== Recorded data ==

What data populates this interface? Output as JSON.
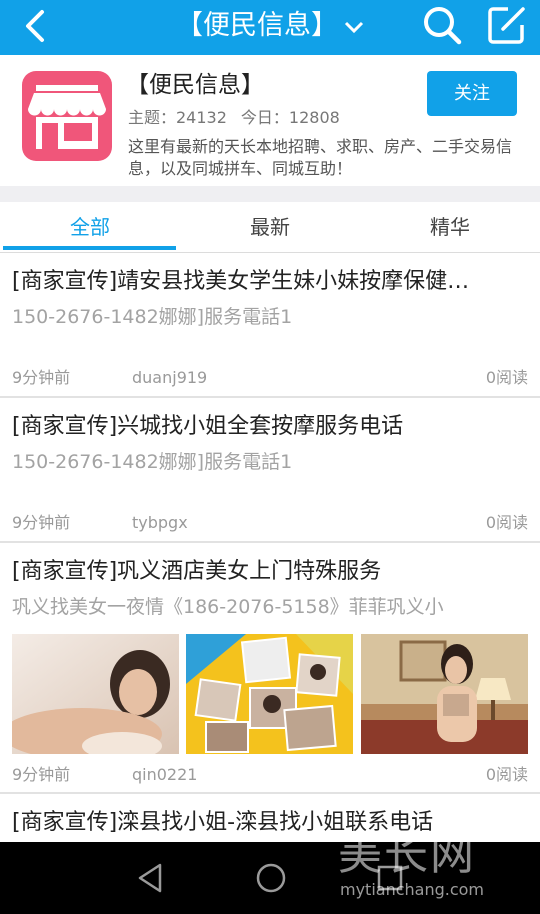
{
  "topbar": {
    "title": "【便民信息】",
    "back_icon": "back-arrow-icon",
    "search_icon": "search-icon",
    "edit_icon": "compose-icon",
    "background": "#11a1e8"
  },
  "forum": {
    "name": "【便民信息】",
    "topics_label": "主题：24132",
    "today_label": "今日：12808",
    "description": "这里有最新的天长本地招聘、求职、房产、二手交易信息，以及同城拼车、同城互助！",
    "follow_label": "关注",
    "logo_icon": "storefront-icon",
    "logo_color": "#f0567a"
  },
  "tabs": [
    {
      "label": "全部",
      "active": true
    },
    {
      "label": "最新",
      "active": false
    },
    {
      "label": "精华",
      "active": false
    }
  ],
  "posts": [
    {
      "title": "[商家宣传]靖安县找美女学生妹小妹按摩保健…",
      "subtitle": "150-2676-1482娜娜]服务電話1",
      "time": "9分钟前",
      "author": "duanj919",
      "reads": "0阅读"
    },
    {
      "title": "[商家宣传]兴城找小姐全套按摩服务电话",
      "subtitle": "150-2676-1482娜娜]服务電話1",
      "time": "9分钟前",
      "author": "tybpgx",
      "reads": "0阅读"
    },
    {
      "title": "[商家宣传]巩义酒店美女上门特殊服务",
      "subtitle": "巩义找美女一夜情《186-2076-5158》菲菲巩义小",
      "time": "9分钟前",
      "author": "qin0221",
      "reads": "0阅读",
      "images": [
        "photo-thumbnail-1",
        "photo-collage-thumbnail",
        "photo-thumbnail-3"
      ]
    },
    {
      "title": "[商家宣传]滦县找小姐-滦县找小姐联系电话"
    }
  ],
  "navbar": {
    "back_icon": "nav-back-icon",
    "home_icon": "nav-home-icon",
    "recents_icon": "nav-recents-icon"
  },
  "watermark": {
    "big": "美长网",
    "small": "mytianchang.com"
  }
}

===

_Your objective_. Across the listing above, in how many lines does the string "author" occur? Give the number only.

_Result for this exercise_. 3